    What are some good sleep habits for children?

    Your child should:

    • Have a 20- to 30-minute relaxing bedtime routine that is the same every night. This can include reading a book or talking about their day.
    • Go to bed at night and get up in the morning at the same time every day.
    • Have a comfortable, quiet and dark bedroom. He will sleep better in a room that is cool.
    • Exercise every day.

    Your child should not:

    • Have caffeine at least three to four hours before bedtime.
    • Have a TV in their bedroom. They can easily develop the bad habit of “needing” the TV to fall asleep.
    • Play video games or use the computer before bedtime.
    • Go to bed hungry. A light snack before bed is OK.
    • Use the bedroom for time-out or other punishments. You want your child to think of their bedroom as a good place, not a bad one.

    How much sleep does a child need?

    • Infants and toddlers: 13 to 14 hours, including naps
    • Ages 3 to 5: 12 to 13 hours, including naps
    • Ages 6 to 12: 9 to 10 hours, no naps
    • Ages 13 to 18: 8 to 10 hours, no naps

    Egleston-based providers

    The following sleep specialists see patients at the Center for Advanced Pediatrics and the Marcus Autism Center. Call 404-785-KIDS (5437) to make an appointment with one of these providers.

    Scottish Rite-based provider

    The following sleep specialists see patients at Children’s at Mount Vernon Highway and Children’s at Town Center Outpatient Care Center. Call 404-785-0588 to make an appointment with one of these providers.

    We offer outpatient clinics in locations across metro Atlanta.
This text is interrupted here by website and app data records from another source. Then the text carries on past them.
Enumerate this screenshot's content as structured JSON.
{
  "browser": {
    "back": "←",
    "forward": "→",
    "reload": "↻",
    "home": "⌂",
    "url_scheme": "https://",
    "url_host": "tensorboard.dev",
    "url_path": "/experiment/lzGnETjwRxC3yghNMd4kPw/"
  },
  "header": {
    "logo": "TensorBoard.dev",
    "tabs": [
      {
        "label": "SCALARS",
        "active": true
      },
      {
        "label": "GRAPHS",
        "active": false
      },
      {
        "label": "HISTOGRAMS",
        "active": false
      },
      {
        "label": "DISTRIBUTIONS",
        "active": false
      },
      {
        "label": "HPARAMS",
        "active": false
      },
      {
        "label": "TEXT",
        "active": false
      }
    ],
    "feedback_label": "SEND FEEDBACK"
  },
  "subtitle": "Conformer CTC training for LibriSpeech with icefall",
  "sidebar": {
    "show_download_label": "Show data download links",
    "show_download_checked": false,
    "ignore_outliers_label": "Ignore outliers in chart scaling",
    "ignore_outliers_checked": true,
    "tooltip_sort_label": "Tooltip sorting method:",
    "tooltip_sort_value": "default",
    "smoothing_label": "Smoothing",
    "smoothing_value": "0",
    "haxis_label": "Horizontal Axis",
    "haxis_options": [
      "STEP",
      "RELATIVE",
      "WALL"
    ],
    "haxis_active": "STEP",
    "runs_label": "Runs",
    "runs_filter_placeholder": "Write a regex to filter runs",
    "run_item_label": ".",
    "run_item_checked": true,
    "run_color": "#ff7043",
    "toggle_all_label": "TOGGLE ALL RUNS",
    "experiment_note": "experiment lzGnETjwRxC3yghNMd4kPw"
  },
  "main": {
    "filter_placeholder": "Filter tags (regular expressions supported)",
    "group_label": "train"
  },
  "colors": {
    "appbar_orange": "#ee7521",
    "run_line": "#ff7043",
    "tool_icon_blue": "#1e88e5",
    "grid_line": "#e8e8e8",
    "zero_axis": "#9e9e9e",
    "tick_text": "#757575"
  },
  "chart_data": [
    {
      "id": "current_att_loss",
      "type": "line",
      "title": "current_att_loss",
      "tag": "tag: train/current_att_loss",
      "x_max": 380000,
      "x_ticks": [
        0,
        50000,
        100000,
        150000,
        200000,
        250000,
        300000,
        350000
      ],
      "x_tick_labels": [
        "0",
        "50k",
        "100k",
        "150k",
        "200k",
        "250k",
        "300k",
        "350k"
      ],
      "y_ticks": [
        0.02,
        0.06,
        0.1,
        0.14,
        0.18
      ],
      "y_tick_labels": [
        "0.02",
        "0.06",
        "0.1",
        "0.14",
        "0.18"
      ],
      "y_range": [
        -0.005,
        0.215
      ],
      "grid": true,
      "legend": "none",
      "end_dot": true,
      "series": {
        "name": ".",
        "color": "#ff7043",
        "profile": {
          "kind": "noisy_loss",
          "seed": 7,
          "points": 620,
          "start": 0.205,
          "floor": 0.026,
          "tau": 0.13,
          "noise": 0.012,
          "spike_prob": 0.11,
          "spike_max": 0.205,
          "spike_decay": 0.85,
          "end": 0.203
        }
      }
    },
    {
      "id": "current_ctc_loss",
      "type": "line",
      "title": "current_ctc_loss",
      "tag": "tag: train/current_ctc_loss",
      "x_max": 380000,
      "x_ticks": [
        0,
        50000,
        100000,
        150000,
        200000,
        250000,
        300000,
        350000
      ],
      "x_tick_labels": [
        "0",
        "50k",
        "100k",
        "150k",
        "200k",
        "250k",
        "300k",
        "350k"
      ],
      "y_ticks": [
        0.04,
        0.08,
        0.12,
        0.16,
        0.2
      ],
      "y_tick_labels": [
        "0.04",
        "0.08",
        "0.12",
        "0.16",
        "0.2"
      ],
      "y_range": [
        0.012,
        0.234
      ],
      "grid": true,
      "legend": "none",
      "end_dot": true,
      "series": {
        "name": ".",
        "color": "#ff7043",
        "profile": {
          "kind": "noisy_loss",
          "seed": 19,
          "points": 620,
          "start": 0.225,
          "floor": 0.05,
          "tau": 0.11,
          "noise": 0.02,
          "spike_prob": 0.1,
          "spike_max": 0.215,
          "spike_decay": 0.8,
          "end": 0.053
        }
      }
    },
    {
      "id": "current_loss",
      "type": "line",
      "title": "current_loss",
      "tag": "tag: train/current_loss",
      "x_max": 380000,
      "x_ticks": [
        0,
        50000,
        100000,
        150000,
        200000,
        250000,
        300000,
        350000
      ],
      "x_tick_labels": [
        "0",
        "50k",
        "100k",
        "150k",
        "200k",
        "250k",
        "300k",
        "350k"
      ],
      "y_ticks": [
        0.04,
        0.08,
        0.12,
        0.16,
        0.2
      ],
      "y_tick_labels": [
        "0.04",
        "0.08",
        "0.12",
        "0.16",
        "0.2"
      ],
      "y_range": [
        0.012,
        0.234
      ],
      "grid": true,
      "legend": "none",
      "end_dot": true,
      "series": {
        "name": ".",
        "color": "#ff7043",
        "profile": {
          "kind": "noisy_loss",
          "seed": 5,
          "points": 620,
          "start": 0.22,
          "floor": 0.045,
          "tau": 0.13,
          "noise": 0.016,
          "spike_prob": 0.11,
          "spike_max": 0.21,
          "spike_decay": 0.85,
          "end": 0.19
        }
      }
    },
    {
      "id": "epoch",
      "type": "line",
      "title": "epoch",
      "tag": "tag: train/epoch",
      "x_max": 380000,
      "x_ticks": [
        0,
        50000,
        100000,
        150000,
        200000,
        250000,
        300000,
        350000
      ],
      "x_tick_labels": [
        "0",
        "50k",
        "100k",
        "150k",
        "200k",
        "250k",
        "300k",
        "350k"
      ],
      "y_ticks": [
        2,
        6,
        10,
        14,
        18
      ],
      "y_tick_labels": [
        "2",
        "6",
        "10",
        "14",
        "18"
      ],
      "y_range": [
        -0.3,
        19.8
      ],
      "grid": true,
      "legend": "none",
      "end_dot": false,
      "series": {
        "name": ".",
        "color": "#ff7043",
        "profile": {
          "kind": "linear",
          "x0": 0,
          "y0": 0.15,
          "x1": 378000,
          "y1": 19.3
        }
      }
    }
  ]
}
Overnight sleep studies are performed at Egleston Hospital, Scottish Rite Hospital and Children’s at Satellite Boulevard.